I was reminded by a photograph of a holiday in Lanzarote just how different and beautiful black sand beaches are. They are a bit of a shock at first because we’re so used to seeing gold or silver sand sweeping down to the ocean. There’s also a slightly different feel to black sand. Black sand beaches are created by volcanic activity so the places you’ll find them are volcanic islands and areas. Places like these…
1 Vik, Iceland
Vik is the most southerly settlement in Iceland and it’s also home to one of the black sand beaches that regularly appears in “Best of” lists. The beach is more than just black basalt sand. There are stunning rock formations just offshore as well as sea cliffs that are home to many seabirds including puffins. Some interesting facts: Vik is the wettest place in Iceland; the area has been used in the filming of Game of Thrones; and head due south from Vik and the first land mass you hit is Antarctica. Wowser! p.s. unlike black sand beaches on tropical islands, the water here is not conducive for a paddle.
2 Kamari Beach, Santorini, Greece
Santorini is often described as the very best of all the Greek Islands and its beaches go a long way in creating that claim to fame. Among the stunning examples is Kamari Beach, just a few miles south east of the island’s capital, Fira. The sand is fine and black but what makes Kamari stand out is the huge rock stack known as Mesa Vouno that stands like a sentinel in the sea. Why so special? It shines in the dark.
3 Anse Cochon, St. Lucia
St. Lucia is blessed with many gorgeous tropical beaches and a number are black sand beaches. You can head to the romantic Anse Chastenet or Anse de Pitons at the foot of the icons of the island, Les Pitons, but if you want more of a visual experience, Anse Cochon provides it. At Anse Cochon, white sand ribbons mix with the black sand, making swirling patterns. Bonus – you get to enjoy the sand in tranquillity as the beach is only accessible by boat and crowds never gather.
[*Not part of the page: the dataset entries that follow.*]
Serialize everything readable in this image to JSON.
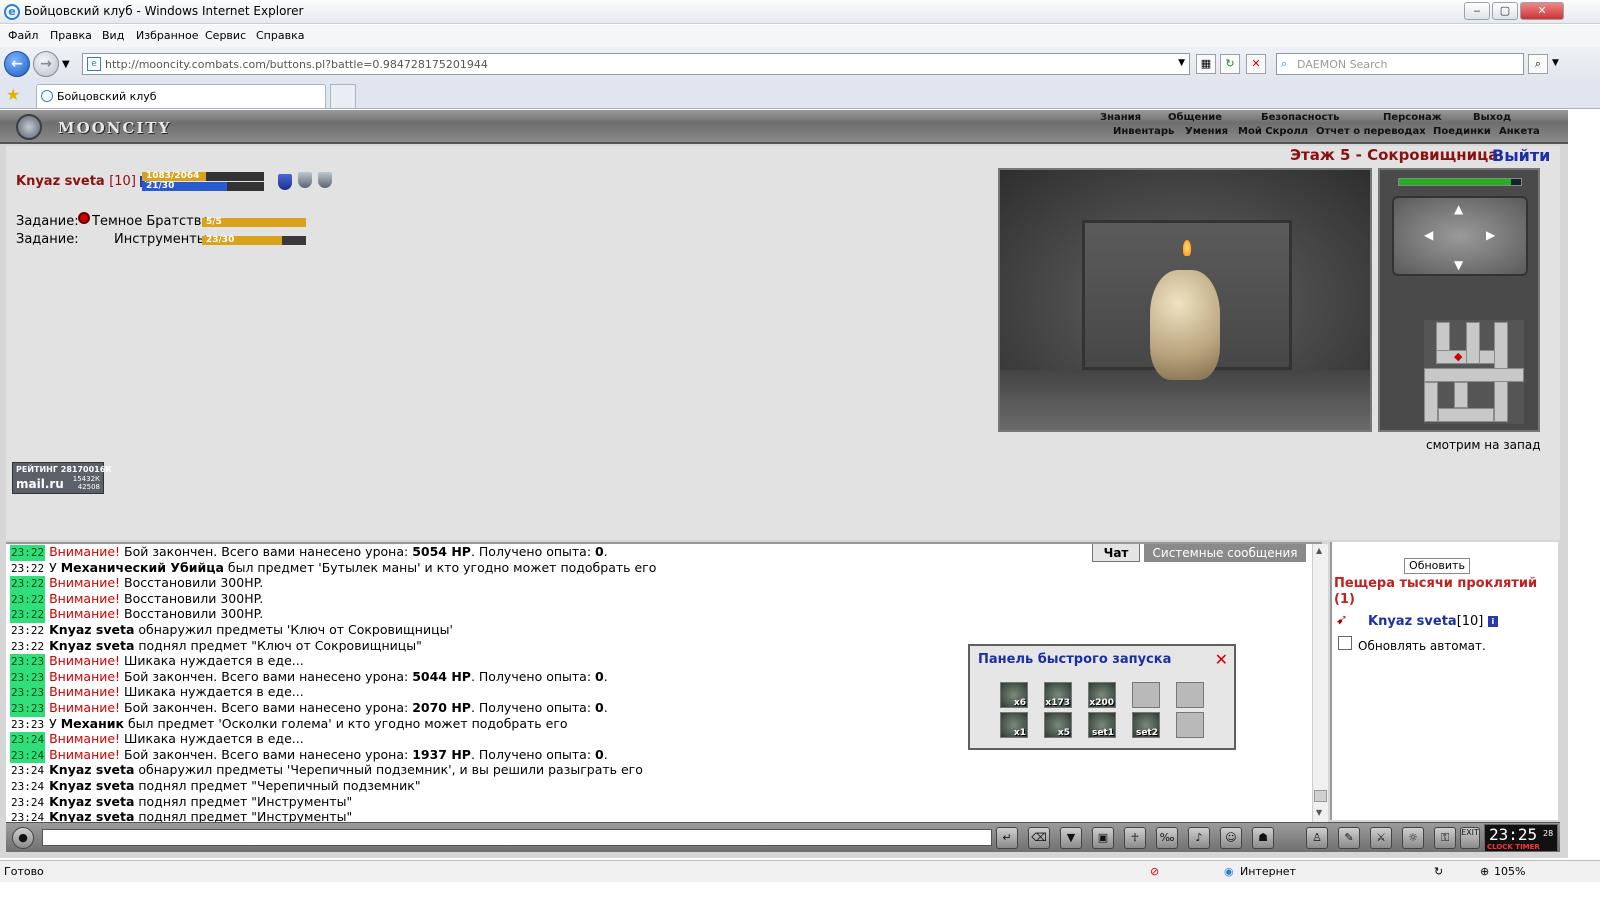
{
  "window": {
    "title": "Бойцовский клуб - Windows Internet Explorer",
    "btn_min": "‒",
    "btn_max": "▢",
    "btn_close": "✕"
  },
  "menu": [
    "Файл",
    "Правка",
    "Вид",
    "Избранное",
    "Сервис",
    "Справка"
  ],
  "address": {
    "url": "http://mooncity.combats.com/buttons.pl?battle=0.984728175201944"
  },
  "search": {
    "placeholder": "DAEMON Search"
  },
  "tab": {
    "title": "Бойцовский клуб"
  },
  "game": {
    "logo": "MOONCITY",
    "top_nav": [
      "Знания",
      "Общение",
      "Безопасность",
      "Персонаж",
      "Выход"
    ],
    "sub_nav": [
      "Инвентарь",
      "Умения",
      "Мой Скролл",
      "Отчет о переводах",
      "Поединки",
      "Анкета"
    ],
    "player": {
      "name": "Knyaz sveta",
      "level": "[10]",
      "hp_text": "1083/2064",
      "hp_fraction": 0.525,
      "mana_text": "21/30",
      "mana_fraction": 0.7
    },
    "quests": [
      {
        "label": "Задание:",
        "name": "Темное Братство",
        "progress": "5/5",
        "fraction": 1.0
      },
      {
        "label": "Задание:",
        "name": "Инструменты",
        "progress": "23/30",
        "fraction": 0.767
      }
    ],
    "floor_title": "Этаж 5 - Сокровищница",
    "exit_link": "Выйти",
    "facing": "смотрим на запад",
    "hp_map_fraction": 0.92,
    "rating": {
      "line1": "РЕЙТИНГ 28170016К",
      "brand": "mail.ru",
      "n1": "15432К",
      "n2": "42508"
    }
  },
  "chat": {
    "tabs": [
      "Чат",
      "Системные сообщения"
    ],
    "lines": [
      {
        "t": "23:22",
        "hl": true,
        "parts": [
          {
            "c": "warn",
            "s": "Внимание!"
          },
          {
            "s": " Бой закончен. Всего вами нанесено урона: "
          },
          {
            "c": "nm",
            "s": "5054 HP"
          },
          {
            "s": ". Получено опыта: "
          },
          {
            "c": "nm",
            "s": "0"
          },
          {
            "s": "."
          }
        ]
      },
      {
        "t": "23:22",
        "hl": false,
        "parts": [
          {
            "s": "У "
          },
          {
            "c": "nm",
            "s": "Механический Убийца"
          },
          {
            "s": " был предмет 'Бутылек маны' и кто угодно может подобрать его"
          }
        ]
      },
      {
        "t": "23:22",
        "hl": true,
        "parts": [
          {
            "c": "warn",
            "s": "Внимание!"
          },
          {
            "s": " Восстановили 300HP."
          }
        ]
      },
      {
        "t": "23:22",
        "hl": true,
        "parts": [
          {
            "c": "warn",
            "s": "Внимание!"
          },
          {
            "s": " Восстановили 300HP."
          }
        ]
      },
      {
        "t": "23:22",
        "hl": true,
        "parts": [
          {
            "c": "warn",
            "s": "Внимание!"
          },
          {
            "s": " Восстановили 300HP."
          }
        ]
      },
      {
        "t": "23:22",
        "hl": false,
        "parts": [
          {
            "c": "nm",
            "s": "Knyaz sveta"
          },
          {
            "s": " обнаружил предметы 'Ключ от Сокровищницы'"
          }
        ]
      },
      {
        "t": "23:22",
        "hl": false,
        "parts": [
          {
            "c": "nm",
            "s": "Knyaz sveta"
          },
          {
            "s": " поднял предмет \"Ключ от Сокровищницы\""
          }
        ]
      },
      {
        "t": "23:23",
        "hl": true,
        "parts": [
          {
            "c": "warn",
            "s": "Внимание!"
          },
          {
            "s": " Шикака нуждается в еде..."
          }
        ]
      },
      {
        "t": "23:23",
        "hl": true,
        "parts": [
          {
            "c": "warn",
            "s": "Внимание!"
          },
          {
            "s": " Бой закончен. Всего вами нанесено урона: "
          },
          {
            "c": "nm",
            "s": "5044 HP"
          },
          {
            "s": ". Получено опыта: "
          },
          {
            "c": "nm",
            "s": "0"
          },
          {
            "s": "."
          }
        ]
      },
      {
        "t": "23:23",
        "hl": true,
        "parts": [
          {
            "c": "warn",
            "s": "Внимание!"
          },
          {
            "s": " Шикака нуждается в еде..."
          }
        ]
      },
      {
        "t": "23:23",
        "hl": true,
        "parts": [
          {
            "c": "warn",
            "s": "Внимание!"
          },
          {
            "s": " Бой закончен. Всего вами нанесено урона: "
          },
          {
            "c": "nm",
            "s": "2070 HP"
          },
          {
            "s": ". Получено опыта: "
          },
          {
            "c": "nm",
            "s": "0"
          },
          {
            "s": "."
          }
        ]
      },
      {
        "t": "23:23",
        "hl": false,
        "parts": [
          {
            "s": "У "
          },
          {
            "c": "nm",
            "s": "Механик"
          },
          {
            "s": " был предмет 'Осколки голема' и кто угодно может подобрать его"
          }
        ]
      },
      {
        "t": "23:24",
        "hl": true,
        "parts": [
          {
            "c": "warn",
            "s": "Внимание!"
          },
          {
            "s": " Шикака нуждается в еде..."
          }
        ]
      },
      {
        "t": "23:24",
        "hl": true,
        "parts": [
          {
            "c": "warn",
            "s": "Внимание!"
          },
          {
            "s": " Бой закончен. Всего вами нанесено урона: "
          },
          {
            "c": "nm",
            "s": "1937 HP"
          },
          {
            "s": ". Получено опыта: "
          },
          {
            "c": "nm",
            "s": "0"
          },
          {
            "s": "."
          }
        ]
      },
      {
        "t": "23:24",
        "hl": false,
        "parts": [
          {
            "c": "nm",
            "s": "Knyaz sveta"
          },
          {
            "s": " обнаружил предметы 'Черепичный подземник', и вы решили разыграть его"
          }
        ]
      },
      {
        "t": "23:24",
        "hl": false,
        "parts": [
          {
            "c": "nm",
            "s": "Knyaz sveta"
          },
          {
            "s": " поднял предмет \"Черепичный подземник\""
          }
        ]
      },
      {
        "t": "23:24",
        "hl": false,
        "parts": [
          {
            "c": "nm",
            "s": "Knyaz sveta"
          },
          {
            "s": " поднял предмет \"Инструменты\""
          }
        ]
      },
      {
        "t": "23:24",
        "hl": false,
        "parts": [
          {
            "c": "nm",
            "s": "Knyaz sveta"
          },
          {
            "s": " поднял предмет \"Инструменты\""
          }
        ]
      }
    ]
  },
  "quick_panel": {
    "title": "Панель быстрого запуска",
    "close": "✕",
    "slots": [
      {
        "label": "x6",
        "dim": false
      },
      {
        "label": "x173",
        "dim": false
      },
      {
        "label": "x200",
        "dim": false
      },
      {
        "label": "",
        "dim": true
      },
      {
        "label": "",
        "dim": true
      },
      {
        "label": "x1",
        "dim": false
      },
      {
        "label": "x5",
        "dim": false
      },
      {
        "label": "set1",
        "dim": false
      },
      {
        "label": "set2",
        "dim": false
      },
      {
        "label": "",
        "dim": true
      }
    ]
  },
  "right_panel": {
    "refresh": "Обновить",
    "location": "Пещера тысячи проклятий (1)",
    "user": "Knyaz sveta",
    "user_level": "[10]",
    "auto_label": "Обновлять автомат."
  },
  "clock": {
    "time": "23:25",
    "sec": "28",
    "label": "CLOCK TIMER"
  },
  "status": {
    "left": "Готово",
    "zone": "Интернет",
    "zoom": "105%"
  }
}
4 Black Sands Beach, California, USA
I learnt something new about California. Some of the beaches of the Golden State have black sand. Black Sands Beach sits on the Lost Coast which runs for about 80 miles along the northern coast of California. The beach has a length of ~3.5 miles and is blessed with a backdrop of majestic Redwoods.
5 Lago Verde, Lanzarote, Spain
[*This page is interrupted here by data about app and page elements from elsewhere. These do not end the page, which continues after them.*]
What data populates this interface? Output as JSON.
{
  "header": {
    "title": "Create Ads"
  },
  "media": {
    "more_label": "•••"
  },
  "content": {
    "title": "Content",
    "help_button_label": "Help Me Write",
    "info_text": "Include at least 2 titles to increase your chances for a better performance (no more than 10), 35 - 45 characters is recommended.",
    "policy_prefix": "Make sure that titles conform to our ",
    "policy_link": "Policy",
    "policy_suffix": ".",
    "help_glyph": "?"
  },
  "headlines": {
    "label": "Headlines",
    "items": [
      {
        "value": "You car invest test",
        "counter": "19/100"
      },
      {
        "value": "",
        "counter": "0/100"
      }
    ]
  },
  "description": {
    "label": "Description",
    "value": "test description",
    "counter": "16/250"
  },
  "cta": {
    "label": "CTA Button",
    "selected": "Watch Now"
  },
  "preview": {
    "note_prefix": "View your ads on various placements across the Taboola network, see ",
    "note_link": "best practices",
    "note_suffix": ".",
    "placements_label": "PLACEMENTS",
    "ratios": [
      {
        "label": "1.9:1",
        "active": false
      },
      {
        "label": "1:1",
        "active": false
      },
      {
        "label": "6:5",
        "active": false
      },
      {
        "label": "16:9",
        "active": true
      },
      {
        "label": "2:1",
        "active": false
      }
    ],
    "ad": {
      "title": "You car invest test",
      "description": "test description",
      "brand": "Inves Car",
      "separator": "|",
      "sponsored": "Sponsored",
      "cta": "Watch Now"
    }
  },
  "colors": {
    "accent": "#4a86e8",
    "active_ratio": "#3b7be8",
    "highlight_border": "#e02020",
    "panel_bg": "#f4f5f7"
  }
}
The Canary Islands are all volcanic so beaches with black sand are common here. What makes Lago Verde however, is not just the sand – you might have guessed given that it’s name is green lagoon. Walk just beyond the charming white-washed village of El Golfo and you’ll come upon a stunning sight. The crescent-shaped green lagoon sits in a partly submerged volcanic crater next to a shimmering black sand beach. It’s like a scene from a sci-fi movie.
6 Muriwai Beach, New Zealand
Of course the most beautiful country on Earth is going to throw its hat in the ring of beaches with black sand. The finest Kiwi example is Muriwai, which stretches for 37 miles on the west coast of North Island. The shimmering sand is best seen from the viewing platforms at the beach’s southern end from where you can also watch the huge colony of gannets, New Zealand’s largest. You’ll also get a great view of the rock stacks that stand just offshore (are you sensing a pattern here?)
7 Wai’anapanapa State Park, Maui, Hawaii, USA
It doesn’t have a recognized name of its own but this black beach is on Maui’s east side in one of the island’s state parks. The sand is a remnant from the lava flows of Mt. Haleakala which is for now, dormant. Apart from the surfing, the big attraction here is the cave. The story goes that King Ka’akea killed his wife while she was hiding in the cave. Plus, they say black goes with everything right? Well here, the surf turns red thanks to tiny shrimp known as opae’ula – the contrast to the black sand is surreal but mesmerizing.
What do you think about black sand beaches? Do you find them as beautiful as golden and white beaches?